While the transition to digital distribution is coming, there are factors that may slow its penetration, at least in the near future. Large discount retailers, for example, use discounted DVDs to drive consumer traffic to their stores and would protest a major shift by studios away from the retail and toward the electronic distribution channel. Hollywood studio executives are likewise concerned that migrating too quickly to digital distribution will cannibalize DVD sales revenues that, while slowing significantly in 2005 from their previous rapid growth rate, remain the largest cash generator in the international film market. Film cinema owners worry that if studios continue to make films available for digital distribution in an ever-earlier time window that will in turn make consumers increasingly reluctant to "go to the movies."
In order to get both the discount retailers and the studios moving forward, it's certainly worth considering the idea of a middle road -- one that combines the physical DVD and the digital distribution model. Retailers are already beginning discussions with studios and other players about the possibility of installing kiosks at retail sites that are capable of playing digital film and TV content, and allowing customers to download this content on-site to their iPods or for burning onto DVDs. This type of facility would give customers access to an almost infinite digital catalog of film content, and give the retailers and studios the opportunity to team up on a model that merges the physical store with digital distribution and boosts the potential for monetizing content libraries.
At the end of the day, studio executives realize that digital film distribution represents the future of their business. "[2006 is] really a watershed year for the home entertainment industry," according to Universal Studios Home Entertainment president Craig Kornblau. "While the DVD market remains strong, we need to listen to what consumers are saying and respond. At the same time, we have to recognize that the keys to growth are the promising new delivery methods recently introduced into the marketplace." (Quoted in The Hollywood Reporter, July 11, 2006).
The PricewaterhouseCoopers Global Entertainment and Media Outlook: 2006-2010 is the leading global entertainment and media industry forecast, including in-depth global analyses and five-year growth projections for 14 industry segments covering every major global region. The complete 632-page book, which includes a "Global Overview" can be purchased for US$995. The 50-page "Global Overview" can be purchased separately for US$95; individual chapters can also be purchased separately in electronic format for US$95.
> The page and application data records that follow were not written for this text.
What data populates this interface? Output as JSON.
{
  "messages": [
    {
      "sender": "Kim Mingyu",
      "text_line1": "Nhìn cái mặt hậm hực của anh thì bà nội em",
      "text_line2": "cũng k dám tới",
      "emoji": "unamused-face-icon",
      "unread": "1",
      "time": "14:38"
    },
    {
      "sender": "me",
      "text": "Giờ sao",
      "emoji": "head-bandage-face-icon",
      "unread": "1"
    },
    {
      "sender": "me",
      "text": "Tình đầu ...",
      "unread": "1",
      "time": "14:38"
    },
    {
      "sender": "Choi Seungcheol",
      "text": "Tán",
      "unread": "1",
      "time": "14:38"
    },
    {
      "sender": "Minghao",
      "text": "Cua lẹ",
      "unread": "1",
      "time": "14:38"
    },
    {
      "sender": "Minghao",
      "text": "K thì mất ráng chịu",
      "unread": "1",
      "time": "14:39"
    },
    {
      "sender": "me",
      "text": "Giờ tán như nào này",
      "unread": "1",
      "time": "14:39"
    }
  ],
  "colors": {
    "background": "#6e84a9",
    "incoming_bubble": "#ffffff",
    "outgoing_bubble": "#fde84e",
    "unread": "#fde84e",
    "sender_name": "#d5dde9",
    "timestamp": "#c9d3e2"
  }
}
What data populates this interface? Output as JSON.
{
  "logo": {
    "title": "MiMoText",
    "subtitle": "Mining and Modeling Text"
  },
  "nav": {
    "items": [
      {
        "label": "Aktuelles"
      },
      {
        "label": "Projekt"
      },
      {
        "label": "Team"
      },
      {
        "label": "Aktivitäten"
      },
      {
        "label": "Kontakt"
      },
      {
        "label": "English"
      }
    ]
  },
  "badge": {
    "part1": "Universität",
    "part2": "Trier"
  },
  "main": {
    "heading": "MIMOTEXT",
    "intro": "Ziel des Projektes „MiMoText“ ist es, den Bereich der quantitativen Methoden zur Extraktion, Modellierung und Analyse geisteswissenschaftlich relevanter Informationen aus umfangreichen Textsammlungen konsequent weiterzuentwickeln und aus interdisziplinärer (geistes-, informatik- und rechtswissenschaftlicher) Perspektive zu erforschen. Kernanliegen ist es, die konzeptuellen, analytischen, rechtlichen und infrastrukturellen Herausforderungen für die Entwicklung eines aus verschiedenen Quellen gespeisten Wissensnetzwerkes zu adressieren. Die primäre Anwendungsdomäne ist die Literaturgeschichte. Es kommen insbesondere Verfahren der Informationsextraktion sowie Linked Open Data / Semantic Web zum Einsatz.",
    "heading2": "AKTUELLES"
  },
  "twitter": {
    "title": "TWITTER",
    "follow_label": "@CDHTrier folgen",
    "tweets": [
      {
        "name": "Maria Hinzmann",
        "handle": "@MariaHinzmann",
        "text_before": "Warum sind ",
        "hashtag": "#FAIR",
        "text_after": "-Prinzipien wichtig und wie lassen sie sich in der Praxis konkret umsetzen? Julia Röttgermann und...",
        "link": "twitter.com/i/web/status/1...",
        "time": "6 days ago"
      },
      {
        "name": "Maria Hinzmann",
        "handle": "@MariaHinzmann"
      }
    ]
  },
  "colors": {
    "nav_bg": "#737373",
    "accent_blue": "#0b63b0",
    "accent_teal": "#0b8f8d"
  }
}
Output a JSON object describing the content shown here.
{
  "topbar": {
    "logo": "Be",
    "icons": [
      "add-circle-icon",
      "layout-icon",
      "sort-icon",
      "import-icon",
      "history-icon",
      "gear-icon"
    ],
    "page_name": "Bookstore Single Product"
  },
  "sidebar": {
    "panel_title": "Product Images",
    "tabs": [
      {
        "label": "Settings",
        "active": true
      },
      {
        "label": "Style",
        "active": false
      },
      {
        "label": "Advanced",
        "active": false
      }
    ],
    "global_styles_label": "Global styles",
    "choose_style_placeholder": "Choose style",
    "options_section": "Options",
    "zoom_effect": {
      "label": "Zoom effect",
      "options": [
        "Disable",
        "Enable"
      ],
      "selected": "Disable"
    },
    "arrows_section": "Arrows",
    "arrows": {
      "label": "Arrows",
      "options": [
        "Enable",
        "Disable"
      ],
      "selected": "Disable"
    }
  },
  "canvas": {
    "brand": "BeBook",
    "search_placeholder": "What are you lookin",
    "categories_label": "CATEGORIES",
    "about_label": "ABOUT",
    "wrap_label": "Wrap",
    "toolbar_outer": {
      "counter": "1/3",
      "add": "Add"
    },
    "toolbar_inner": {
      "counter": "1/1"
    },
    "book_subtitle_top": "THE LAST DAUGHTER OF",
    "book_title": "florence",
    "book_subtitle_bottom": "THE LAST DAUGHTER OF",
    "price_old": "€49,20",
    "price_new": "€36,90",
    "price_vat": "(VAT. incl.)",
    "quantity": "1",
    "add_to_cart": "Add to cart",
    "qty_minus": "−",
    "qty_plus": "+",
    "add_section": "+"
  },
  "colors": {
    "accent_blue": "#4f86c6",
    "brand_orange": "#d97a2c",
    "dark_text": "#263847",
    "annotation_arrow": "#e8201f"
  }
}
SPECIAL OFFER: Purchase the book and receive six free months of the HollywoodReporter.com, or purchase the Global Overview or any individual chapter(s) and receive a free one-month online subscription.